Format

Send to

Choose Destination
Acad Med. 2019 Feb 5. doi: 10.1097/ACM.0000000000002636. [Epub ahead of print]

Tracking Indigenous Applicants Through the Admissions Process of a Socially Accountable Medical School.

Author information

1
O. Mian is research associate, Centre for Rural and Northern Health Research, Laurentian University, Sudbury, Ontario, Canada. J.C. Hogenbirk is senior research associate, Centre for Rural and Northern Health Research, Laurentian University, Sudbury, Ontario, Canada; ORCID: http://orcid.org/0000-0003-0841-4657. D.C. Marsh is professor of clinical sciences, Northern Ontario School of Medicine, Laurentian University, Sudbury, Ontario, Canada; ORCID: https://orcid.org/0000-0002-8769-1785. O. Prowse is assistant dean for admissions, Northern Ontario School of Medicine, Laurentian University, Sudbury, Ontario, Canada. M. Cain is director of admissions and recruitment, Northern Ontario School of Medicine, Laurentian University, Sudbury, Ontario, Canada. W. Warry is currently director, Rural Health Initiatives, Memory Keepers Medical Discovery Team, and professor of family medicine and biobehavioral health, University of Minnesota, Duluth, Minnesota. At the time of writing, he was Director, Centre for Rural and Northern Health Research, Laurentian University, Sudbury, Ontario, Canada.

Abstract

PURPOSE:

To describe the admissions process and outcomes for Indigenous applicants to the Northern Ontario School of Medicine (NOSM), a Canadian medical school with the mandate to recruit students whose demographics reflect the service region's population.

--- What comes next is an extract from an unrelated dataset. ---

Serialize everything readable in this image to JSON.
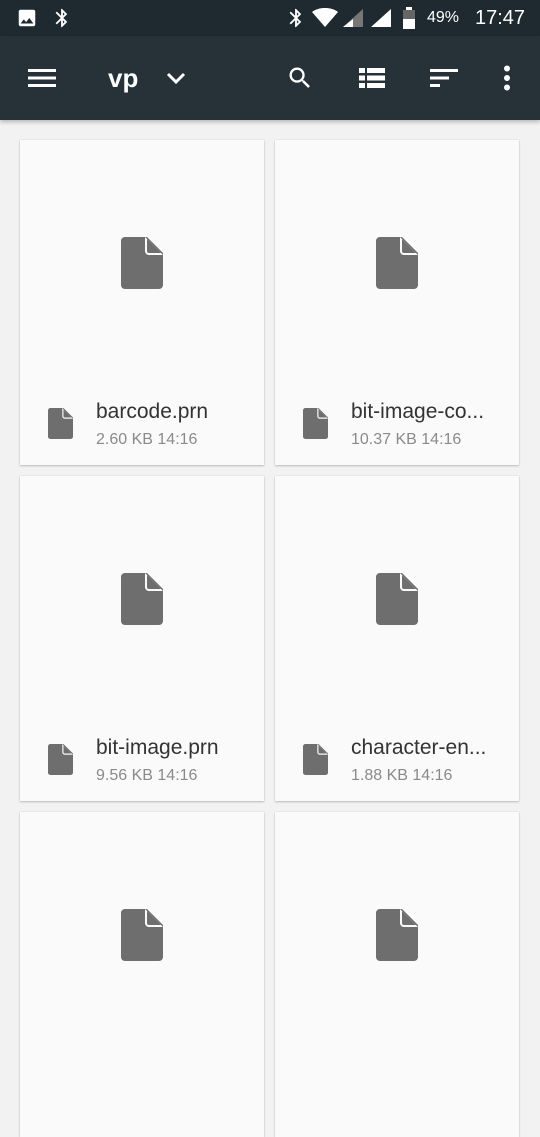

METHOD:

The authors examined ten-year trends (2006-2015) for self-identified Indigenous applicants through major admission stages. Demographics (age, sex, northern and rural backgrounds) and admission scores (grade point average [GPA], pre-interview, multiple mini-interview [MMI], final), along with score-based ranks, of Indigenous and non-Indigenous applicants were compared using Pearson chi-square and Mann-Whitney tests. Binary logistic regression was used to assess the relationship between Indigenous status and likelihood of admission outcomes (interviewed, received offer, admitted).

RESULTS:

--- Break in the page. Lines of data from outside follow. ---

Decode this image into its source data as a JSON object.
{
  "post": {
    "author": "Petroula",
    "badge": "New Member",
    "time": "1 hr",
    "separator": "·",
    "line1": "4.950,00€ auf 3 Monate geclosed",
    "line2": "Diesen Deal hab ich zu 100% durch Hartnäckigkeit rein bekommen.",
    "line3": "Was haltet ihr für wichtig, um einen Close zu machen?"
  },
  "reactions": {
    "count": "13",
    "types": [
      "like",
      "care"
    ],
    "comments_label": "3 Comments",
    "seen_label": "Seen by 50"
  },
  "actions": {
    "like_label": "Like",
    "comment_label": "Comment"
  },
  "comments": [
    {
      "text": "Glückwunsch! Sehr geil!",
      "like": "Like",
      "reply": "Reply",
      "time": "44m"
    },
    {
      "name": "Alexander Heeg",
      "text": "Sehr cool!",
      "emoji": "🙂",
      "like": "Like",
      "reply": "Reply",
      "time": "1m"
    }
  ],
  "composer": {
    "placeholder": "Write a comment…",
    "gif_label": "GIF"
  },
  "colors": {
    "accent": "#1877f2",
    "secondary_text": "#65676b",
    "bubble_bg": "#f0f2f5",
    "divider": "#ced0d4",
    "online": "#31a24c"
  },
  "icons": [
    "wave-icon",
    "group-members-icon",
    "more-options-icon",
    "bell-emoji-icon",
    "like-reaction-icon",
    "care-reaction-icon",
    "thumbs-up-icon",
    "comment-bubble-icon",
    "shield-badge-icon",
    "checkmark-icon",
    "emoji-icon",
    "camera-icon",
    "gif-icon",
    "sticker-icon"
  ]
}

Indigenous qualified applicants (338/17,060, 2.0%) were more likely to be female, mature (25 or older), or of northern or rural background than non-Indigenous applicants. They had lower GPA-based ranks than non-Indigenous applicants (P < .001) but had comparable pre-interview, MMI, and final score-based ranks across all admission stages. Indigenous applicants were 2.4 times more likely to be interviewed and 2.5 times more likely to receive an admission offer, but 3 times less likely to accept an offer than non-Indigenous applicants. Overall, 41/338 (12.1%) Indigenous qualified applicants were admitted, compared with 569/16,722 (3.4%) non-Indigenous qualified applicants.

CONCLUSIONS:

Increased representation of Indigenous peoples among applicants admitted to medical school can be achieved through the use of socially accountable admissions processes. Tracking of Indigenous students further through medical education and practice may help assess the effectiveness of NOSM's social accountability admissions process.This is an open-access article distributed under the terms of the Creative Commons Attribution-Non Commercial-No Derivatives License 4.0 (CCBY-NC-ND), where it is permissible to download and share the work provided it is properly cited. The work cannot be changed in any way or used commercially without permission from the journal.

Supplemental Content

Full text links

Icon for Wolters Kluwer
Loading ...
Support Center